    My three are in a RAID 0, but it's an OS X software raid. I suspect it's implemented with forgiving error recovery, same as solo desktop drive usage. No issues so far, for whatever that is worth.
  21. reader50

    HDD lifespan: age vs runtime hours?

    I think it is mostly run hours. Eventually magnetic fade (bit rot) will cap a drive lifespan. I upgrade slowly, and put old drives back in service to delay upgrades when HD prices are high. Most recently, after the Thailand floods. I've lost a couple boot drives that were in daily use. Among my older drives, they start remapping a lot of sectors after about 10 years. Bit rot among the formatting bits, which ATA drives cannot re-write.
  22. It's an indirect link, but does go to the latest Backblaze post. Link is the 2nd one in the news posting. continuum, what limitations were you thinking of? I can think of two: toshiba & samsung not represented due to small sample size, and two models excluded due to RAID incompatibility. Were there other limitations?
  23. reader50

    Opinion on Toshiba 3.5" HDDs?

    I'm giving Toshibas a try, but got mine too recently for valid stats. No breakdowns so far, sample size of 3 and duration of a couple weeks. My reasons for trying Toshiba are slightly different from yours. I don't want to reward the Duopoly for gobbling up Maxtor/Samsung/HGST then failing to compete with each other. Prices have fallen very slowly since they consolidated, except those segments Toshiba has competed in. And I'm annoyed with WD marketing. Witholding basic drive stats (intellipower!) when they are not complimentary. And Seagate reliability, plus how they handled the 7200.11 disaster. Where Seagate initially deleted customer discussions off their support boards, only later 'fessing up about the failure reasons.
  24. I bought one for harvesting. The product box says it's made in China. The drive inside is a Toshiba MD04ACA500 made in the Philippines. Bare drive is a standard SATA, and the system reports it as 7200 RPM. Blackmagic disk test benches it at 209-213 MB/s at beginning of drive. Read and write both. All the case electronics are on a miniboard that mounts to the SATA connector. Then there's a metal shield/heat spreader that covers the drive underside, connections, and enclosure board. Finally, 4 rubber bushings between drive assembly and plastic outer case. No fan. I tried it before disassembly, made sure it worked before breaking the warranty. Seemed average for drive noise from a ventilated case. The case snaps together, no screws. If you know exactly where each catch is, you can probably open it invisibly. Otherwise, expect to rough up the catches. Edit: I rebenched to confirm the figures. Original figures were from memory, when I opened it a week ago.

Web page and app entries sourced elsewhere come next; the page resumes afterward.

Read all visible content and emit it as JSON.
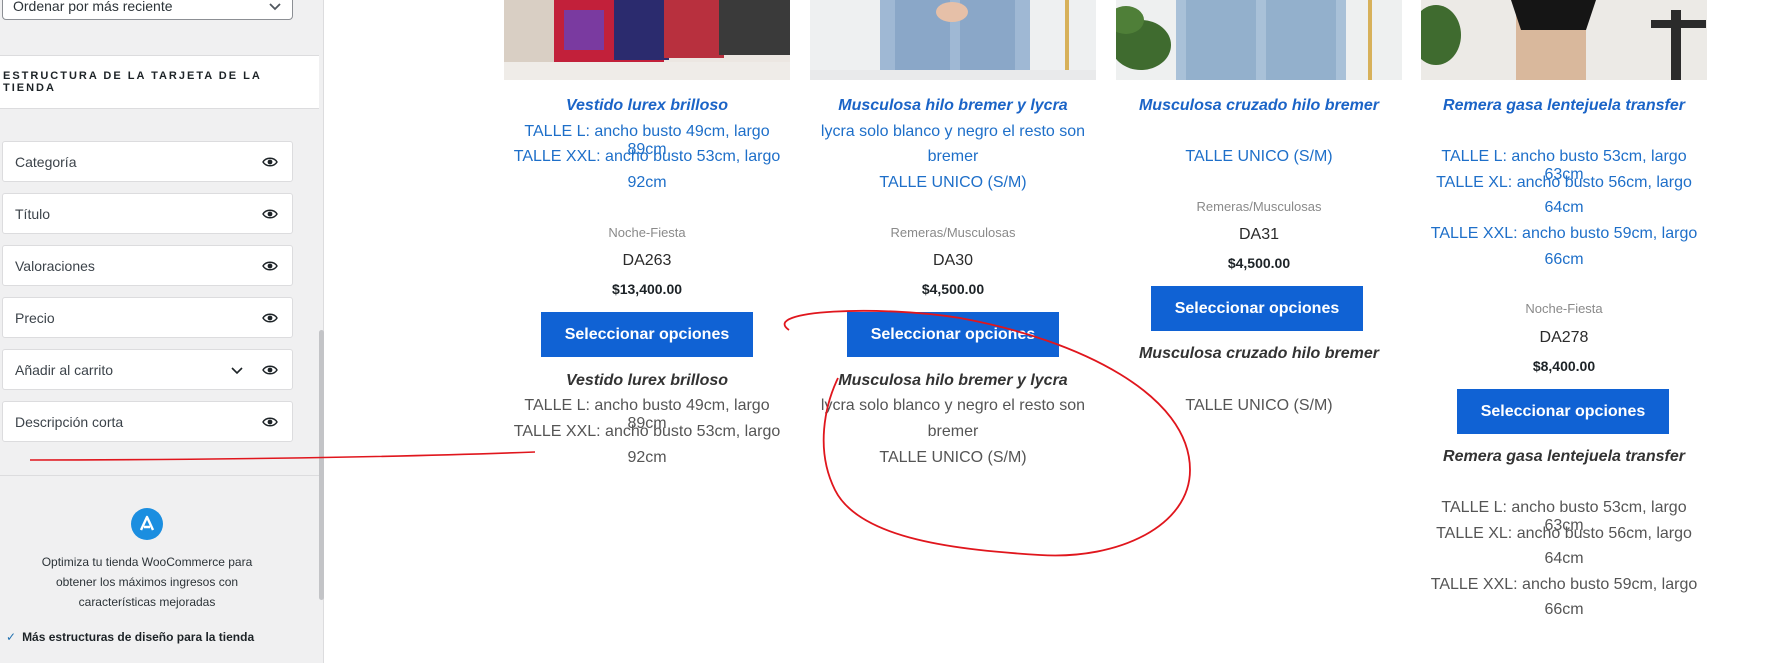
{
  "sidebar": {
    "sort_value": "Ordenar por más reciente",
    "section_title": "Estructura de la tarjeta de la tienda",
    "items": [
      {
        "label": "Categoría"
      },
      {
        "label": "Título"
      },
      {
        "label": "Valoraciones"
      },
      {
        "label": "Precio"
      },
      {
        "label": "Añadir al carrito"
      },
      {
        "label": "Descripción corta"
      }
    ],
    "promo_text": "Optimiza tu tienda WooCommerce para obtener los máximos ingresos con características mejoradas",
    "feature_text": "Más estructuras de diseño para la tienda"
  },
  "products": [
    {
      "title": "Vestido lurex brilloso",
      "desc1": "TALLE L: ancho busto 49cm, largo 89cm",
      "desc2": "TALLE XXL: ancho busto 53cm, largo",
      "desc3": "92cm",
      "category": "Noche-Fiesta",
      "sku": "DA263",
      "price": "$13,400.00",
      "button": "Seleccionar opciones",
      "title2": "Vestido lurex brilloso",
      "b1": "TALLE L: ancho busto 49cm, largo 89cm",
      "b2": "TALLE XXL: ancho busto 53cm, largo",
      "b3": "92cm"
    },
    {
      "title": "Musculosa hilo bremer y lycra",
      "desc1": "lycra solo blanco y negro el resto son",
      "desc2": "bremer",
      "desc3": "TALLE UNICO (S/M)",
      "category": "Remeras/Musculosas",
      "sku": "DA30",
      "price": "$4,500.00",
      "button": "Seleccionar opciones",
      "title2": "Musculosa hilo bremer y lycra",
      "b1": "lycra solo blanco y negro el resto son",
      "b2": "bremer",
      "b3": "TALLE UNICO (S/M)"
    },
    {
      "title": "Musculosa cruzado hilo bremer",
      "desc1": "TALLE UNICO (S/M)",
      "category": "Remeras/Musculosas",
      "sku": "DA31",
      "price": "$4,500.00",
      "button": "Seleccionar opciones",
      "title2": "Musculosa cruzado hilo bremer",
      "b1": "TALLE UNICO (S/M)"
    },
    {
      "title": "Remera gasa lentejuela transfer",
      "desc1": "TALLE L: ancho busto 53cm, largo 63cm",
      "desc2": "TALLE XL: ancho busto 56cm, largo",
      "desc3": "64cm",
      "desc4": "TALLE XXL: ancho busto 59cm, largo",
      "desc5": "66cm",
      "category": "Noche-Fiesta",
      "sku": "DA278",
      "price": "$8,400.00",
      "button": "Seleccionar opciones",
      "title2": "Remera gasa lentejuela transfer",
      "b1": "TALLE L: ancho busto 53cm, largo 63cm",
      "b2": "TALLE XL: ancho busto 56cm, largo",
      "b3": "64cm",
      "b4": "TALLE XXL: ancho busto 59cm, largo",
      "b5": "66cm"
    }
  ],
  "colors": {
    "accent": "#1062d4",
    "link": "#1e6fc9",
    "annotation": "#e0161d"
  }
}
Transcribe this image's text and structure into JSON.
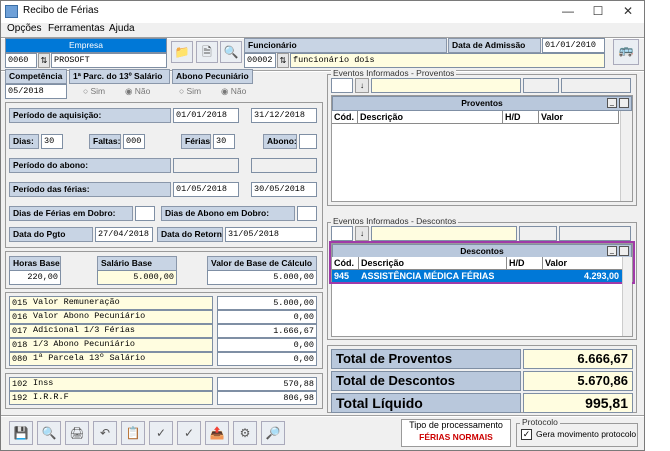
{
  "window": {
    "title": "Recibo de Férias"
  },
  "menu": [
    "Opções",
    "Ferramentas",
    "Ajuda"
  ],
  "empresa": {
    "label": "Empresa",
    "code": "0060",
    "name": "PROSOFT"
  },
  "funcionario": {
    "label": "Funcionário",
    "code": "00002",
    "name": "funcionário dois"
  },
  "admissao": {
    "label": "Data de Admissão",
    "value": "01/01/2010"
  },
  "competencia": {
    "label": "Competência",
    "value": "05/2018"
  },
  "parcela13": {
    "label": "1ª Parc. do 13º Salário",
    "sim": "Sim",
    "nao": "Não"
  },
  "abono": {
    "label": "Abono Pecuniário",
    "sim": "Sim",
    "nao": "Não"
  },
  "periodo_aquisicao": {
    "label": "Período de aquisição:",
    "start": "01/01/2018",
    "end": "31/12/2018"
  },
  "dias": {
    "label": "Dias:",
    "value": "30"
  },
  "faltas": {
    "label": "Faltas:",
    "value": "000"
  },
  "ferias": {
    "label": "Férias:",
    "value": "30"
  },
  "abono_dias": {
    "label": "Abono:",
    "value": ""
  },
  "periodo_abono": {
    "label": "Período do abono:"
  },
  "periodo_ferias": {
    "label": "Período das férias:",
    "start": "01/05/2018",
    "end": "30/05/2018"
  },
  "dias_dobro": {
    "label": "Dias de Férias em Dobro:"
  },
  "abono_dobro": {
    "label": "Dias de Abono em Dobro:"
  },
  "data_pgto": {
    "label": "Data do Pgto",
    "value": "27/04/2018"
  },
  "data_retorno": {
    "label": "Data do Retorno",
    "value": "31/05/2018"
  },
  "horas_base": {
    "label": "Horas Base",
    "value": "220,00"
  },
  "salario_base": {
    "label": "Salário Base",
    "value": "5.000,00"
  },
  "valor_base": {
    "label": "Valor de Base de Cálculo",
    "value": "5.000,00"
  },
  "rubricas": [
    {
      "code": "015",
      "desc": "Valor Remuneração",
      "value": "5.000,00"
    },
    {
      "code": "016",
      "desc": "Valor Abono Pecuniário",
      "value": "0,00"
    },
    {
      "code": "017",
      "desc": "Adicional 1/3 Férias",
      "value": "1.666,67"
    },
    {
      "code": "018",
      "desc": "1/3 Abono Pecuniário",
      "value": "0,00"
    },
    {
      "code": "080",
      "desc": "1ª Parcela 13º Salário",
      "value": "0,00"
    }
  ],
  "descontos_list": [
    {
      "code": "102",
      "desc": "Inss",
      "value": "570,88"
    },
    {
      "code": "192",
      "desc": "I.R.R.F",
      "value": "806,98"
    }
  ],
  "proventos": {
    "group": "Eventos Informados - Proventos",
    "title": "Proventos",
    "cols": [
      "Cód.",
      "Descrição",
      "H/D",
      "Valor"
    ]
  },
  "descontos": {
    "group": "Eventos Informados - Descontos",
    "title": "Descontos",
    "cols": [
      "Cód.",
      "Descrição",
      "H/D",
      "Valor"
    ],
    "row": {
      "code": "945",
      "desc": "ASSISTÊNCIA MÉDICA FÉRIAS",
      "hd": "",
      "value": "4.293,00"
    }
  },
  "totals": {
    "proventos_label": "Total de Proventos",
    "proventos": "6.666,67",
    "descontos_label": "Total de Descontos",
    "descontos": "5.670,86",
    "liquido_label": "Total Líquido",
    "liquido": "995,81"
  },
  "processamento": {
    "label": "Tipo de processamento",
    "value": "FÉRIAS NORMAIS"
  },
  "protocolo": {
    "label": "Protocolo",
    "check": "Gera movimento protocolo"
  },
  "colors": {
    "accent": "#0078d7",
    "highlight": "#a03aa8",
    "label_bg": "#c8d4e4"
  }
}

A fresh test came up lower - turned out I had to use the storagereview trick to create small (10GB) partitions at beginning and end of drive to force writing at the proper locations. Start of drive: 190-210 MB/s, read & write, tended to average ~200 MB/s. Confirmed with file copies to/from a RAID 0 array. End of drive: 101-113 MB/s, read & write, tended to settle ~108 MB/s. All speed tests were done via internal 3G port in a Mac Pro. I don't have a USB 3 port to test in the enclosure.
  25. I assume this is TLC? The story implies it by comparing to "higher-grade MLC to SLC" without actually saying so.